And while there are undeniable problems with black representation in contemporary cinema, it is harder to talk about the representational issues with South Asian or Middle Eastern characters—because there are so fewer instances. Middle Eastern and Southeast Asian characters were long peoples of exotic interest, placed on screen more for intrigue and setting than for plot and development. But exoticism doesn’t seem to be the motivation for the characters in Million Dollar Arm, Bad Words or The Grand Budapest Hotel—rather, there’s the feeling of Hollywood attempting diversity while failing to make outright changes to its extensive fair-skinned traditions. Instead of telling Million Dollar Arm from one of the Indian baseball player’s perspectives, it instead is about the struggles of the American agent. Bad Words leans heavily on stereotypes for its humor (“If you don’t point that curry-hole that way, and sit your fucking ass down on the seat, I’m going to tell the captain that your bag’s ticking”), though it’s indicated that things get warmer and fuzzier as the movie goes along. Wes Anderson’s Grand Budapest Hotel fares significantly better, with actor Tony Revolori filling a stronger and more prominent supporting role. (It is Anderson’s first non-white main character.)

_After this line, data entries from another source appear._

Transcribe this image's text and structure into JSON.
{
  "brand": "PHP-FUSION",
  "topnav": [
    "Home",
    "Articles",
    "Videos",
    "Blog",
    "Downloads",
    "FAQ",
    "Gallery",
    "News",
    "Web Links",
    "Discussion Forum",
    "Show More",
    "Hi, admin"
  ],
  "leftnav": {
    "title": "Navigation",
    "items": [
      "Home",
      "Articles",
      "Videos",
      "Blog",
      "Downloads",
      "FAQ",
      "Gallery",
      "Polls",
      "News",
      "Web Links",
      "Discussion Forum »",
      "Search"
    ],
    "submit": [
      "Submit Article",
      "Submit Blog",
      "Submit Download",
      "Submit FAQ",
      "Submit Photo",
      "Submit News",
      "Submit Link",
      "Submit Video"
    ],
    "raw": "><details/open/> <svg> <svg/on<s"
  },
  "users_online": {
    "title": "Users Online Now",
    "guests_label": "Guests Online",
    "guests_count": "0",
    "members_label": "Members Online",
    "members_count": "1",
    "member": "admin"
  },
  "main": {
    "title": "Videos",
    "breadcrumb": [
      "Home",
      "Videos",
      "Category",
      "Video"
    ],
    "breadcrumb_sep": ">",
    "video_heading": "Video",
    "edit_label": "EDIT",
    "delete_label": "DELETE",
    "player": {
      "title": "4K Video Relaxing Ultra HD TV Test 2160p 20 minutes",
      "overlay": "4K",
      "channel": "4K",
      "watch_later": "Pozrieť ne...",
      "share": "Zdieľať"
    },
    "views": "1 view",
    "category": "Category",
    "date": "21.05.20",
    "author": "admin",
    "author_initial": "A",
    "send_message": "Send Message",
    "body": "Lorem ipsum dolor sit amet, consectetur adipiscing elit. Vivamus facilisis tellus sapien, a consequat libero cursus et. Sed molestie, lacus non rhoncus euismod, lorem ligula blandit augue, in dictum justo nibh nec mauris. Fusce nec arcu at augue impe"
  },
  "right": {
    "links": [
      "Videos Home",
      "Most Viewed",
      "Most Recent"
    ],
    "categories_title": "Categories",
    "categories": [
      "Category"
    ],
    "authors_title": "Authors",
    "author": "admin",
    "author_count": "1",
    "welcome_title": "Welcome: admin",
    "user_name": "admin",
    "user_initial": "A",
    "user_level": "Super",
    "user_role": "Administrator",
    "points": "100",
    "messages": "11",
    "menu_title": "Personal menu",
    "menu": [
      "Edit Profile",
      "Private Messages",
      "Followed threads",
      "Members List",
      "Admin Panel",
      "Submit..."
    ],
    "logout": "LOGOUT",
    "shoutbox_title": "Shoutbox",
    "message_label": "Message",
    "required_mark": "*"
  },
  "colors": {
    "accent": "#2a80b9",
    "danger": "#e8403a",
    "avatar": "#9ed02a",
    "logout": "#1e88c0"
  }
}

In “Yellow Future,” Park adds that, “Unlike… other men of color, Asiatic men rarely appear at all on the big screen as humanized characters, that is, in dramatic rather than physical (action) and comedic roles.” This also appears to be the case with the roles of the Indian men in Million Dollar Arm, whose wide-eyed entry into Western culture is the source of laughs in the trailer. Additionally, Rohan Chand, an Indian-origin American actor playing the boy in Bad Words, provides a character for Jason Bateman to bounce his jokes off of and seemingly not a whole lot more.
In Grand Budapest Hotel, the nonwhite sidekick, Zero Mustafa (whose origins aren’t available from the trailer, but his name is Arabic) seems to be a more rounded character. Zero’s love interest is white, busting up the same-race relationship predominance in mainstream cinema. (When there is a mixed-race relationship on screen, the woman is usually the “exotic” character to the white male lead.)
Refreshingly, Zero is also not a terrorist.
Misrepresentation and sidelining of nonwhite people in films like Million Dollar Arm or Bad Words does a whole lot more than just keep nonwhite actors out of lead roles. According to Negar Mottahedeh, “Other cultures, ‘much like representations of women in classical cinema’ (Chow 1998), become both the produced and the fetishized objects of a masculinist Western gaze…. This implicates the invention of cinema in the power dynamics that have sustained the colonial enterprise and imperialism itself.” Yikes.
These roles also give an illusion of progress. These trailers had me excited for the refreshing alternative to white guys on screen. With just a few characters as “progressive” as Zero Mustafa appears to be, it’s tempting to relax demand for color without having the demand fully fulfilled. If 2014 isn’t going to be the year for change, then hope 2015 will be.